Taddeo ran unsuccessfully for Congress in 2008, losing to U.S. Rep. Ileana Ros-Lehtinen. She has had an elevated profile in state party politics since Democratic Chairwoman Allison Tant tapped her to serve as one of four vice-chairs last year.
At the Democrats’ annual fundraiser in Hollywood last month, Taddeo suggested that the party’s black and Hispanic caucuses needed to band together to be more effective. While black voters have traditionally been part of the Democratic base, Hispanics are a bloc that is growing in importance.
“Black issues are Hispanic issues. We’re both minorities. And both of us together, united, we will go so much further than divided,” Taddeo told The News Service of Florida at the June 28 fundraiser.
Taddeo also indicated she recognized the importance of Florida on the national stage, especially as Democrats look at winning the governor’s mansion as a way to keep Florida blue in the 2016 presidential election.
“Florida is starting to look like the rest of America’s going to look in a very short period of time. So I think we can be an example for the rest of the nation of how important it is for all of us to unite,” she said.
Like Crist, Scott picked a Hispanic from Miami-Dade County — Carlos Lopez-Cantera — when filling the lieutenant governor’s job early this year. Lopez-Cantera was the county’s elected property appraiser after serving eight years in the Florida House.

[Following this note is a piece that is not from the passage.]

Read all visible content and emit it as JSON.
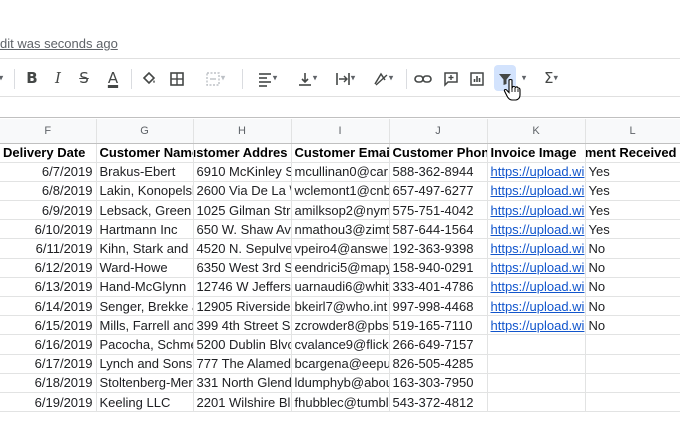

Greg Blair, a spokesman for Scott’s campaign, focused on Crist when asked Thursday for a response to the Taddeo announcement.
“As a lifelong Democrat herself, maybe Annette Taddeo-Goldstein can help Charlie stop the personal attacks and help him keep track of his ever-changing positions on every issue,” Blair said. Taddeo is sometimes referred to as Taddeo-Goldstein, reflecting her marriage to clinical psychologist Eric Goldstein.
Susan MacManus, a political-science professor at the University of South Florida who studies state politics, said both parties think they have a shot at the Hispanic vote, and the lieutenant-governor candidates are one way to appeal to Hispanics. But MacManus also said Crist’s choice of a woman was “shrewd” as women make up a larger share of the Democratic Party than they do the Republican Party.
“(There) is a tendency, particularly of younger women, to fall off in their participation in mid-term elections,” MacManus said. “But having a woman on the ticket as number two was one of the ways that Crist is distinguishing himself from the Republican ticket. So he’s trying to take advantage of the gender makeup of Florida and particularly of the Democratic Party, because he’s got to get turnout close to what it was during the (2012) presidential election, and that’s always difficult in a midterm.”
Taddeo, who has an 8-year-old daughter and whose husband has two children from a previous marriage, founded a company called LanguageSpeak in 1995. The company provides translation services.
While at the Democratic Party fundraiser last month, Taddeo made said she has “great respect” for Rich, Crist’s Democratic primary opponent. But Taddeo also pointed to palpable enthusiasm for Crist among Democrats.
“Everybody wants a picture with him. When he walks into a room, everybody’s excited. And the excitement is very big,” she said.
–News Service of Florida